**Problem details:**
Report each line of the records below that holds the word "glyph".

──────────

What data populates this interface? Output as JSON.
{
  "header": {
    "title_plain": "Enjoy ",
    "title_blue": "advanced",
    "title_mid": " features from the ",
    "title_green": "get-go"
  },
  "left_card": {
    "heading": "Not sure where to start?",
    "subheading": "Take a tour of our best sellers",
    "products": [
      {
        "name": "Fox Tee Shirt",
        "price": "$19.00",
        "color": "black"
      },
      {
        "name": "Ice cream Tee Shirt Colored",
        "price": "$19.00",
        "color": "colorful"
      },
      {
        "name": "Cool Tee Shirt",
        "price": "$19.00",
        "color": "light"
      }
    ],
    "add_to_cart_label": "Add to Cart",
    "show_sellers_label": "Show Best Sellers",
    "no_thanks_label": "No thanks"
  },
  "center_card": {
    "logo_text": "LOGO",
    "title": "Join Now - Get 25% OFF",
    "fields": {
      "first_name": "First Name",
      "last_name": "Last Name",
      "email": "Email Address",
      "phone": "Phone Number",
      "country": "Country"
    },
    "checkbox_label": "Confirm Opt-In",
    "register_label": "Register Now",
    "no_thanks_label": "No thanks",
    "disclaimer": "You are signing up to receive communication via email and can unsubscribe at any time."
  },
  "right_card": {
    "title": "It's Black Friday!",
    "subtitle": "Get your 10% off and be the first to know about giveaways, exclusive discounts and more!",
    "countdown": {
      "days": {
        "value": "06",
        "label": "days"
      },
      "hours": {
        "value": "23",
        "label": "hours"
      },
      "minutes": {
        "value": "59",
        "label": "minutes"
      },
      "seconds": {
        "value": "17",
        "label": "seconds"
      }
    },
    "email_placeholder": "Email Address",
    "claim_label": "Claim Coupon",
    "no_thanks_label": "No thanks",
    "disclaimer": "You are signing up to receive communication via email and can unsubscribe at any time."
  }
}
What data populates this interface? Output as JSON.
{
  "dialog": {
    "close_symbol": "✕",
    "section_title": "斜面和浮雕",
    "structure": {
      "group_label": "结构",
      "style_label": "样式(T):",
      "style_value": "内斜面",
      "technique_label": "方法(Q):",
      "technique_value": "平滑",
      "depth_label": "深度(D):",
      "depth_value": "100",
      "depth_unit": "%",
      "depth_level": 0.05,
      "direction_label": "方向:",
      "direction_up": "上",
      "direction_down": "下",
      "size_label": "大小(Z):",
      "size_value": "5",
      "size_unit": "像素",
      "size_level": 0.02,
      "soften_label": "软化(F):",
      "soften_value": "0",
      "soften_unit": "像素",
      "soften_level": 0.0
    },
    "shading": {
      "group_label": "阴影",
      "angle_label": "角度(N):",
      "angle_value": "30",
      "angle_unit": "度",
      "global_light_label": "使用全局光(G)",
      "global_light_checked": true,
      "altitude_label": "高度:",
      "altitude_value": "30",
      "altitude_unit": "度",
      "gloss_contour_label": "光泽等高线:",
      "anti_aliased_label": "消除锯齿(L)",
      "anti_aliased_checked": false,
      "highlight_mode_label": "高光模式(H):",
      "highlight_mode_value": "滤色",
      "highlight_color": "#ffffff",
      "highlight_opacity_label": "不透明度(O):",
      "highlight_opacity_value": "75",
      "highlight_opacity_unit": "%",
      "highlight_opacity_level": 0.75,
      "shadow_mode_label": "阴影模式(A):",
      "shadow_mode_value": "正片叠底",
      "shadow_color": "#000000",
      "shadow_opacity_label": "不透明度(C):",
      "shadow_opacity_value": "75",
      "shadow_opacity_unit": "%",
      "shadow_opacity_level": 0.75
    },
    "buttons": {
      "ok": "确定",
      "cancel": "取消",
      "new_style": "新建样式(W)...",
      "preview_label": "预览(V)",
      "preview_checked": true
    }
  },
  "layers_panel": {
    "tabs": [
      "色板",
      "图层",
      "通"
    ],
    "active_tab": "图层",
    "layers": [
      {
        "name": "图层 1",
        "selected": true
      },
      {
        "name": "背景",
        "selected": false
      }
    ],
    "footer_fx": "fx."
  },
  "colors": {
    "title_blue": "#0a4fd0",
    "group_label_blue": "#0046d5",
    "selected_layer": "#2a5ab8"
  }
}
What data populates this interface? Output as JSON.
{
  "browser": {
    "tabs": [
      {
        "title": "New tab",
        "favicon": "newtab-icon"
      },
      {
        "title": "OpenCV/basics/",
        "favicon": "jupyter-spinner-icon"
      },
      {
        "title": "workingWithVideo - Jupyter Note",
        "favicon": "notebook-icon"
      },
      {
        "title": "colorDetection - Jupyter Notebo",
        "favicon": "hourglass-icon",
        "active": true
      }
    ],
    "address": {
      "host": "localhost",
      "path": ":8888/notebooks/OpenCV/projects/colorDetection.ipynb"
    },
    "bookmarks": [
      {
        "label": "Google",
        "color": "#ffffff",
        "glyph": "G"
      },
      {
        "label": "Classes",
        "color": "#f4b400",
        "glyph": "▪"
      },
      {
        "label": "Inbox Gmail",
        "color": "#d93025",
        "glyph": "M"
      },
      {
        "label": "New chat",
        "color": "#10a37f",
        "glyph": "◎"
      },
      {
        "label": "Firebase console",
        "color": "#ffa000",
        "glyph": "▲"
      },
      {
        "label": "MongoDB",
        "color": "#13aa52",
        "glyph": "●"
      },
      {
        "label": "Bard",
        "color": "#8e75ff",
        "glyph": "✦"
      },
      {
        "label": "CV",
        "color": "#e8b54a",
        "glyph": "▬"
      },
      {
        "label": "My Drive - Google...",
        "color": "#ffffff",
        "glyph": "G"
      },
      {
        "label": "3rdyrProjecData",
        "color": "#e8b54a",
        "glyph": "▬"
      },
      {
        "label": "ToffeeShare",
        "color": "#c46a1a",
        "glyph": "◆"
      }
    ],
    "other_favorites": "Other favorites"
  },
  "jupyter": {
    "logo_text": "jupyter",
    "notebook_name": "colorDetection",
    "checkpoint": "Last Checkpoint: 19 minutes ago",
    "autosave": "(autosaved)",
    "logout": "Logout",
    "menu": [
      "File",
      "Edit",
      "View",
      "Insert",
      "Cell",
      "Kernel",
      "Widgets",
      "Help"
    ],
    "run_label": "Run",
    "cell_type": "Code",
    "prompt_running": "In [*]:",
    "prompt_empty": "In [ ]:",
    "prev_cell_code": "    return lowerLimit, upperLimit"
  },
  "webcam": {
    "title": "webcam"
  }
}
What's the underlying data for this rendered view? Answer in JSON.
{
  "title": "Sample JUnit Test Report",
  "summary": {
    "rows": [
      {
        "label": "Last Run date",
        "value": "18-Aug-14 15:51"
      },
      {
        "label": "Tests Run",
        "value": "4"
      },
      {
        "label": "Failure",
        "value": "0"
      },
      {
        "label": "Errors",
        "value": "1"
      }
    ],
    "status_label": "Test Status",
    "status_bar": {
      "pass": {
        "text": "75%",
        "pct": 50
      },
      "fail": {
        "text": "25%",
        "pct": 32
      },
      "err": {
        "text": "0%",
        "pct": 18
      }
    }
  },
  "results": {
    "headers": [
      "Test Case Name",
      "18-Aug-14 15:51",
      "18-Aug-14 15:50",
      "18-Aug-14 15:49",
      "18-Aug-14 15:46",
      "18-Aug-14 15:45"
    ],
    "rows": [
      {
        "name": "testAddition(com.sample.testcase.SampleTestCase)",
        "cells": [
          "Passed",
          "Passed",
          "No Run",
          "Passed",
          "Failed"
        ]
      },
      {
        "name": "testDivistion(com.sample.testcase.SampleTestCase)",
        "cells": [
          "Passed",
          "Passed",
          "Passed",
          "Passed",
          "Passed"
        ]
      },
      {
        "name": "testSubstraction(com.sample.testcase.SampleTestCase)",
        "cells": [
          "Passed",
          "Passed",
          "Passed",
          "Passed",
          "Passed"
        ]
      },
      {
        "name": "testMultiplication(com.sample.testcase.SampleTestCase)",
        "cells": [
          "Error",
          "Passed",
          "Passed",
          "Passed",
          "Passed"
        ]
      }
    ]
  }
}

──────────

**Response to the exercise:**
        "glyph": "G"
        "glyph": "▪"
        "glyph": "M"
        "glyph": "◎"
        "glyph": "▲"
        "glyph": "●"
        "glyph": "✦"
        "glyph": "▬"
        "glyph": "G"
        "glyph": "▬"
        "glyph": "◆"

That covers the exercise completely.